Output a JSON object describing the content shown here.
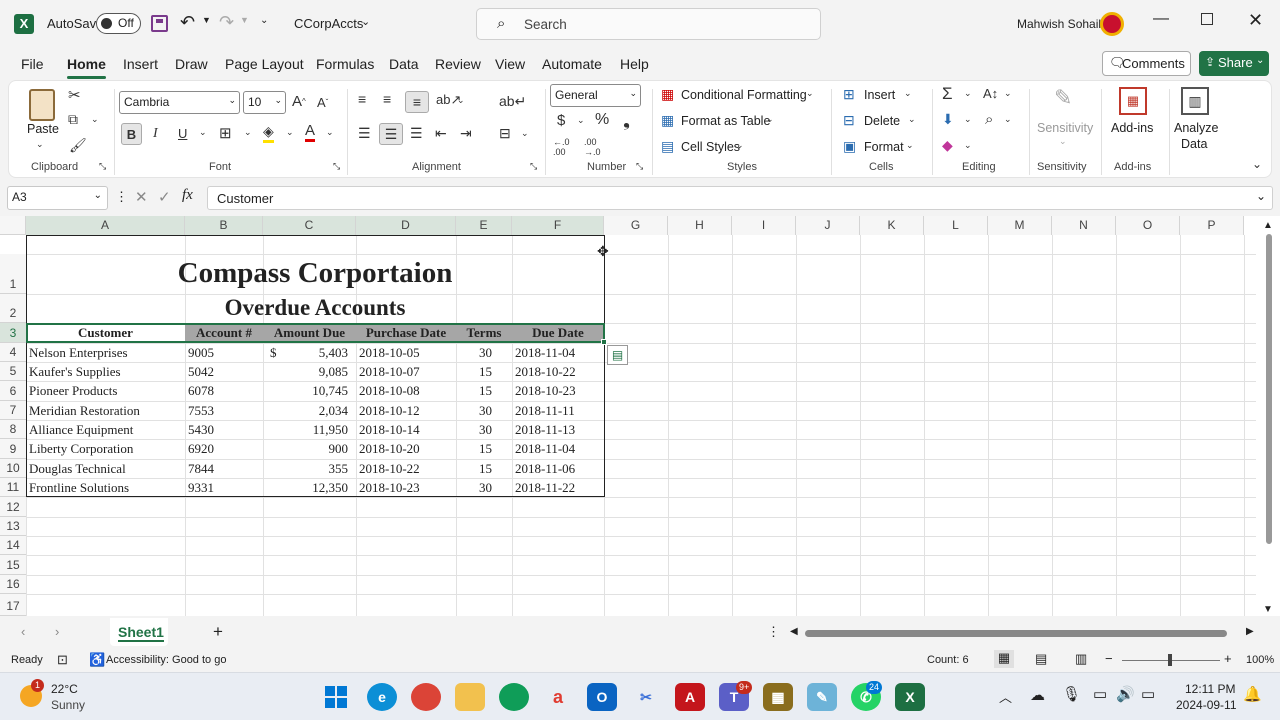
{
  "app": {
    "autosave_label": "AutoSave",
    "autosave_state": "Off",
    "file_name": "CCorpAccts",
    "search_placeholder": "Search",
    "user_name": "Mahwish Sohail"
  },
  "menu": [
    "File",
    "Home",
    "Insert",
    "Draw",
    "Page Layout",
    "Formulas",
    "Data",
    "Review",
    "View",
    "Automate",
    "Help"
  ],
  "comments_label": "Comments",
  "share_label": "Share",
  "ribbon": {
    "paste": "Paste",
    "clipboard": "Clipboard",
    "font_name": "Cambria",
    "font_size": "10",
    "font": "Font",
    "alignment": "Alignment",
    "number_format": "General",
    "number": "Number",
    "cond_fmt": "Conditional Formatting",
    "fmt_table": "Format as Table",
    "cell_styles": "Cell Styles",
    "styles": "Styles",
    "insert": "Insert",
    "delete": "Delete",
    "format": "Format",
    "cells": "Cells",
    "editing": "Editing",
    "sensitivity": "Sensitivity",
    "sensitivity_group": "Sensitivity",
    "addins": "Add-ins",
    "addins_group": "Add-ins",
    "analyze": "Analyze",
    "analyze2": "Data"
  },
  "namebox": "A3",
  "formula": "Customer",
  "columns": [
    "A",
    "B",
    "C",
    "D",
    "E",
    "F",
    "G",
    "H",
    "I",
    "J",
    "K",
    "L",
    "M",
    "N",
    "O",
    "P"
  ],
  "rows": [
    "1",
    "2",
    "3",
    "4",
    "5",
    "6",
    "7",
    "8",
    "9",
    "10",
    "11",
    "12",
    "13",
    "14",
    "15",
    "16",
    "17"
  ],
  "sheet": {
    "title": "Compass Corportaion",
    "subtitle": "Overdue Accounts",
    "headers": [
      "Customer",
      "Account #",
      "Amount Due",
      "Purchase Date",
      "Terms",
      "Due Date"
    ],
    "data": [
      [
        "Nelson Enterprises",
        "9005",
        "5,403",
        "2018-10-05",
        "30",
        "2018-11-04"
      ],
      [
        "Kaufer's Supplies",
        "5042",
        "9,085",
        "2018-10-07",
        "15",
        "2018-10-22"
      ],
      [
        "Pioneer Products",
        "6078",
        "10,745",
        "2018-10-08",
        "15",
        "2018-10-23"
      ],
      [
        "Meridian Restoration",
        "7553",
        "2,034",
        "2018-10-12",
        "30",
        "2018-11-11"
      ],
      [
        "Alliance Equipment",
        "5430",
        "11,950",
        "2018-10-14",
        "30",
        "2018-11-13"
      ],
      [
        "Liberty Corporation",
        "6920",
        "900",
        "2018-10-20",
        "15",
        "2018-11-04"
      ],
      [
        "Douglas Technical",
        "7844",
        "355",
        "2018-10-22",
        "15",
        "2018-11-06"
      ],
      [
        "Frontline Solutions",
        "9331",
        "12,350",
        "2018-10-23",
        "30",
        "2018-11-22"
      ]
    ],
    "currency": "$"
  },
  "sheet_tab": "Sheet1",
  "status": {
    "ready": "Ready",
    "accessibility": "Accessibility: Good to go",
    "count": "Count: 6",
    "zoom": "100%"
  },
  "taskbar": {
    "temp": "22°C",
    "weather": "Sunny",
    "time": "12:11 PM",
    "date": "2024-09-11",
    "badge_weather": "1",
    "badge_teams": "9+",
    "badge_whatsapp": "24"
  },
  "colors": {
    "accent": "#217346",
    "header_fill": "#a6a6a6"
  }
}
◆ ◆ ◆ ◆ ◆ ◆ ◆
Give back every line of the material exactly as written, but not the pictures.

**WRITTEN SOLUTION:**
Output a JSON object describing the content shown here.
{
  "app": {
    "autosave_label": "AutoSave",
    "autosave_state": "Off",
    "file_name": "CCorpAccts",
    "search_placeholder": "Search",
    "user_name": "Mahwish Sohail"
  },
  "menu": [
    "File",
    "Home",
    "Insert",
    "Draw",
    "Page Layout",
    "Formulas",
    "Data",
    "Review",
    "View",
    "Automate",
    "Help"
  ],
  "comments_label": "Comments",
  "share_label": "Share",
  "ribbon": {
    "paste": "Paste",
    "clipboard": "Clipboard",
    "font_name": "Cambria",
    "font_size": "10",
    "font": "Font",
    "alignment": "Alignment",
    "number_format": "General",
    "number": "Number",
    "cond_fmt": "Conditional Formatting",
    "fmt_table": "Format as Table",
    "cell_styles": "Cell Styles",
    "styles": "Styles",
    "insert": "Insert",
    "delete": "Delete",
    "format": "Format",
    "cells": "Cells",
    "editing": "Editing",
    "sensitivity": "Sensitivity",
    "sensitivity_group": "Sensitivity",
    "addins": "Add-ins",
    "addins_group": "Add-ins",
    "analyze": "Analyze",
    "analyze2": "Data"
  },
  "namebox": "A3",
  "formula": "Customer",
  "columns": [
    "A",
    "B",
    "C",
    "D",
    "E",
    "F",
    "G",
    "H",
    "I",
    "J",
    "K",
    "L",
    "M",
    "N",
    "O",
    "P"
  ],
  "rows": [
    "1",
    "2",
    "3",
    "4",
    "5",
    "6",
    "7",
    "8",
    "9",
    "10",
    "11",
    "12",
    "13",
    "14",
    "15",
    "16",
    "17"
  ],
  "sheet": {
    "title": "Compass Corportaion",
    "subtitle": "Overdue Accounts",
    "headers": [
      "Customer",
      "Account #",
      "Amount Due",
      "Purchase Date",
      "Terms",
      "Due Date"
    ],
    "data": [
      [
        "Nelson Enterprises",
        "9005",
        "5,403",
        "2018-10-05",
        "30",
        "2018-11-04"
      ],
      [
        "Kaufer's Supplies",
        "5042",
        "9,085",
        "2018-10-07",
        "15",
        "2018-10-22"
      ],
      [
        "Pioneer Products",
        "6078",
        "10,745",
        "2018-10-08",
        "15",
        "2018-10-23"
      ],
      [
        "Meridian Restoration",
        "7553",
        "2,034",
        "2018-10-12",
        "30",
        "2018-11-11"
      ],
      [
        "Alliance Equipment",
        "5430",
        "11,950",
        "2018-10-14",
        "30",
        "2018-11-13"
      ],
      [
        "Liberty Corporation",
        "6920",
        "900",
        "2018-10-20",
        "15",
        "2018-11-04"
      ],
      [
        "Douglas Technical",
        "7844",
        "355",
        "2018-10-22",
        "15",
        "2018-11-06"
      ],
      [
        "Frontline Solutions",
        "9331",
        "12,350",
        "2018-10-23",
        "30",
        "2018-11-22"
      ]
    ],
    "currency": "$"
  },
  "sheet_tab": "Sheet1",
  "status": {
    "ready": "Ready",
    "accessibility": "Accessibility: Good to go",
    "count": "Count: 6",
    "zoom": "100%"
  },
  "taskbar": {
    "temp": "22°C",
    "weather": "Sunny",
    "time": "12:11 PM",
    "date": "2024-09-11",
    "badge_weather": "1",
    "badge_teams": "9+",
    "badge_whatsapp": "24"
  },
  "colors": {
    "accent": "#217346",
    "header_fill": "#a6a6a6"
  }
}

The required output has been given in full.